* [Work to complete] Using the data beneath, show every line that includes the word "第一课时".

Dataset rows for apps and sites
★ ★ ★ ★
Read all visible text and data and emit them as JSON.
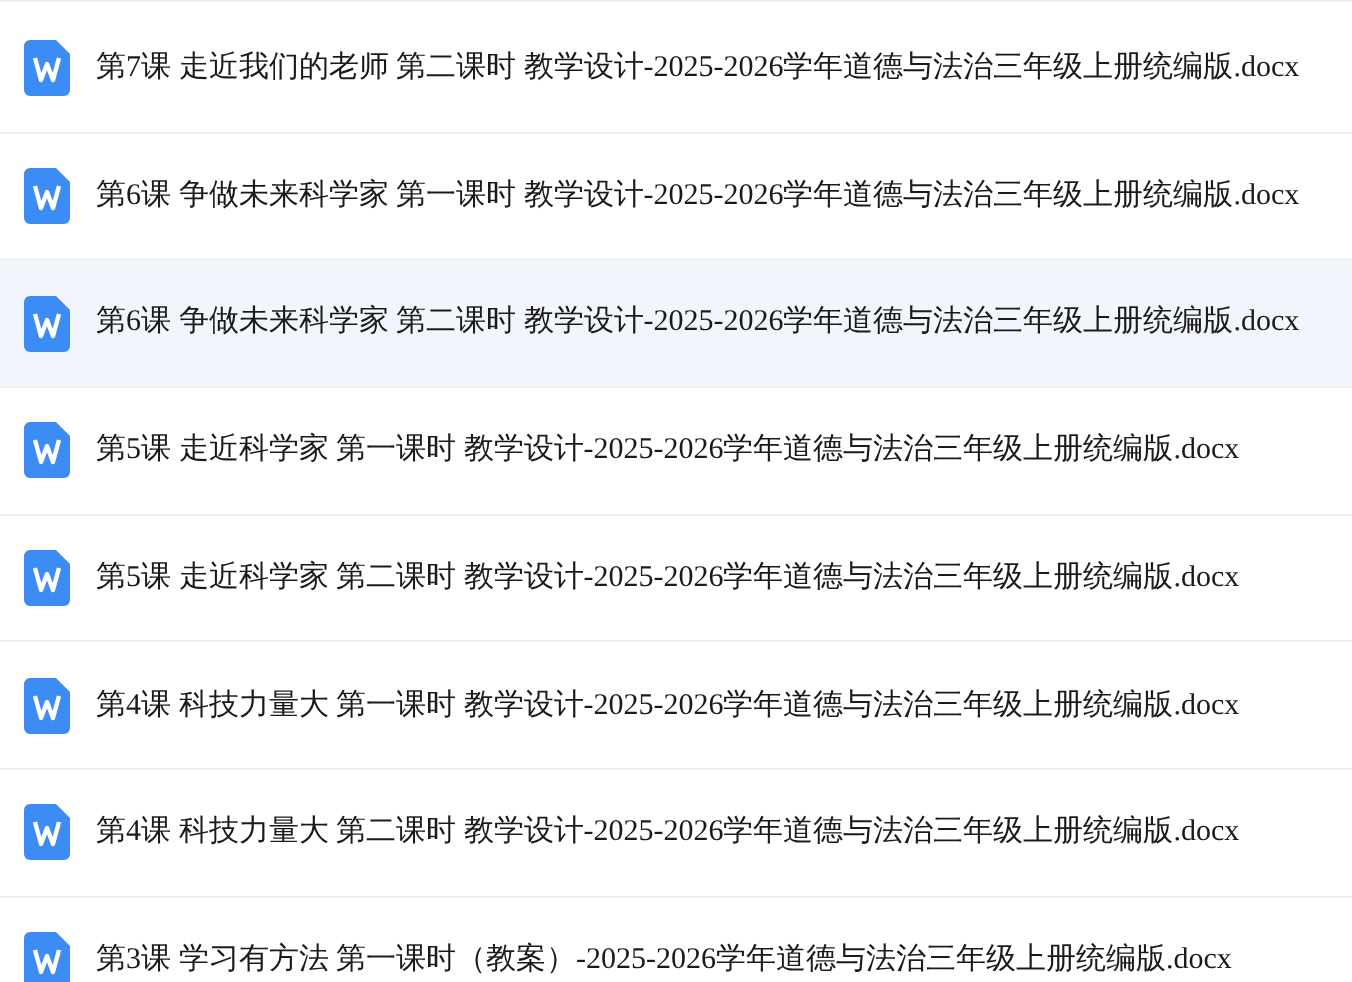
{
  "files": [
    {
      "name": "第7课 走近我们的老师 第二课时 教学设计-2025-2026学年道德与法治三年级上册统编版.docx",
      "selected": false
    },
    {
      "name": "第6课 争做未来科学家 第一课时 教学设计-2025-2026学年道德与法治三年级上册统编版.docx",
      "selected": false
    },
    {
      "name": "第6课 争做未来科学家 第二课时 教学设计-2025-2026学年道德与法治三年级上册统编版.docx",
      "selected": true
    },
    {
      "name": "第5课 走近科学家 第一课时 教学设计-2025-2026学年道德与法治三年级上册统编版.docx",
      "selected": false
    },
    {
      "name": "第5课 走近科学家 第二课时 教学设计-2025-2026学年道德与法治三年级上册统编版.docx",
      "selected": false
    },
    {
      "name": "第4课 科技力量大 第一课时 教学设计-2025-2026学年道德与法治三年级上册统编版.docx",
      "selected": false
    },
    {
      "name": "第4课 科技力量大 第二课时 教学设计-2025-2026学年道德与法治三年级上册统编版.docx",
      "selected": false
    },
    {
      "name": "第3课 学习有方法 第一课时（教案）-2025-2026学年道德与法治三年级上册统编版.docx",
      "selected": false
    }
  ]
}
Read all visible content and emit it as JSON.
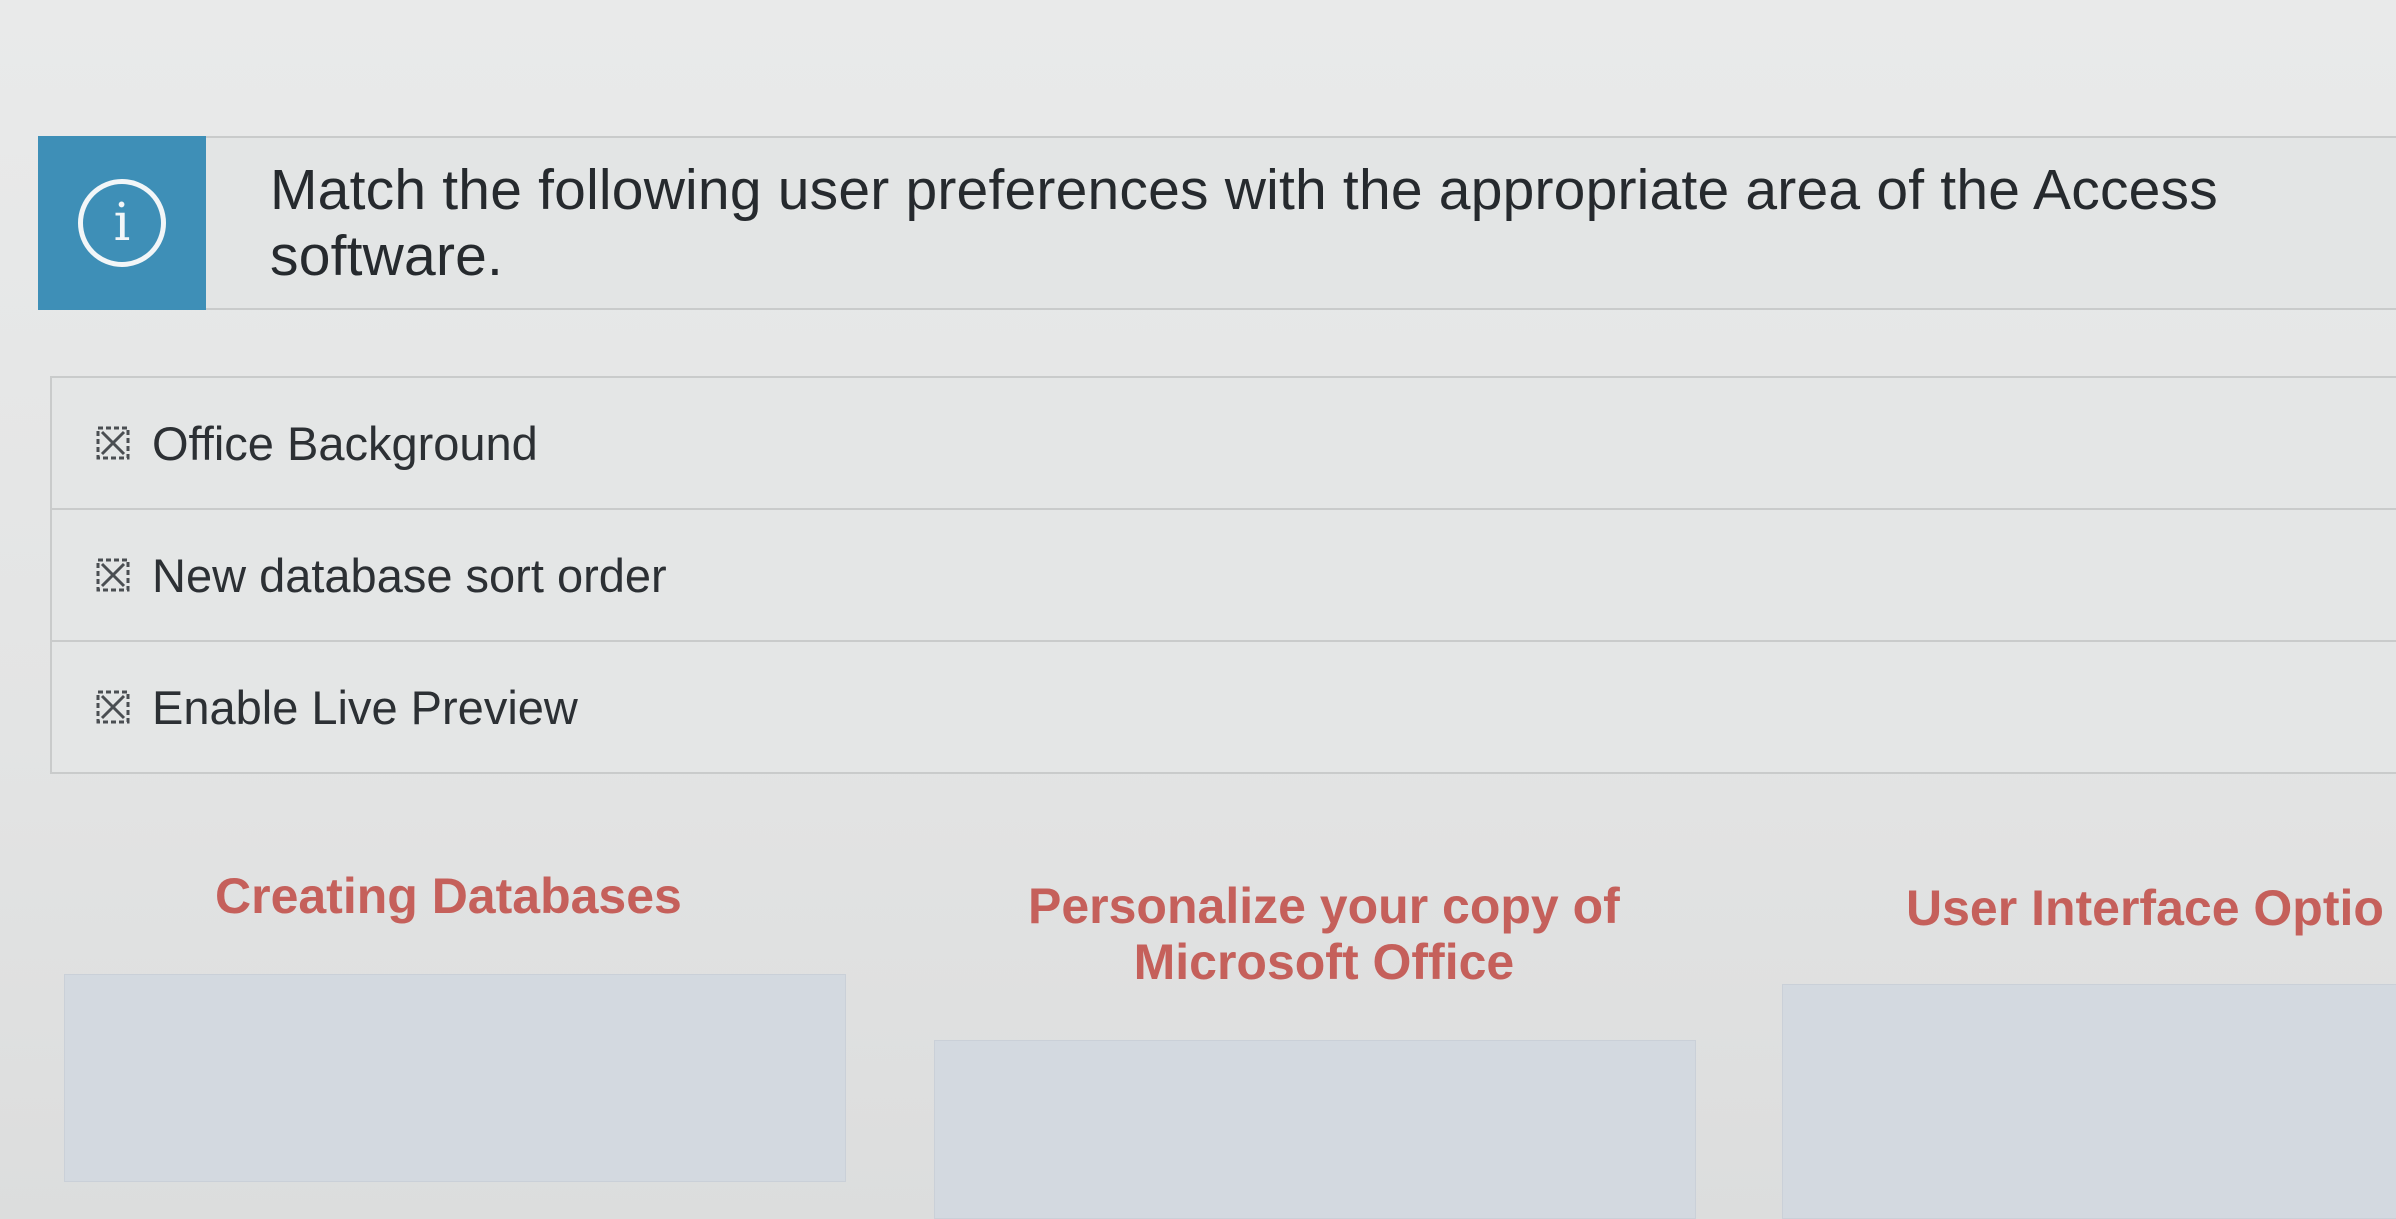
{
  "instruction": {
    "icon": "info-icon",
    "icon_glyph": "i",
    "text": "Match the following user preferences with the appropriate area of the Access software."
  },
  "items": [
    {
      "icon": "drag-handle-icon",
      "label": "Office Background"
    },
    {
      "icon": "drag-handle-icon",
      "label": "New database sort order"
    },
    {
      "icon": "drag-handle-icon",
      "label": "Enable Live Preview"
    }
  ],
  "targets": [
    {
      "title": "Creating Databases"
    },
    {
      "title_line1": "Personalize your copy of",
      "title_line2": "Microsoft Office"
    },
    {
      "title": "User Interface Optio"
    }
  ],
  "colors": {
    "info_accent": "#3e8fb7",
    "target_title": "#c5605b",
    "drop_zone": "#d3d9e0"
  }
}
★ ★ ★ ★
* [Task response]
      "name": "第6课 争做未来科学家 第一课时 教学设计-2025-2026学年道德与法治三年级上册统编版.docx",
      "name": "第5课 走近科学家 第一课时 教学设计-2025-2026学年道德与法治三年级上册统编版.docx",
      "name": "第4课 科技力量大 第一课时 教学设计-2025-2026学年道德与法治三年级上册统编版.docx",
      "name": "第3课 学习有方法 第一课时（教案）-2025-2026学年道德与法治三年级上册统编版.docx",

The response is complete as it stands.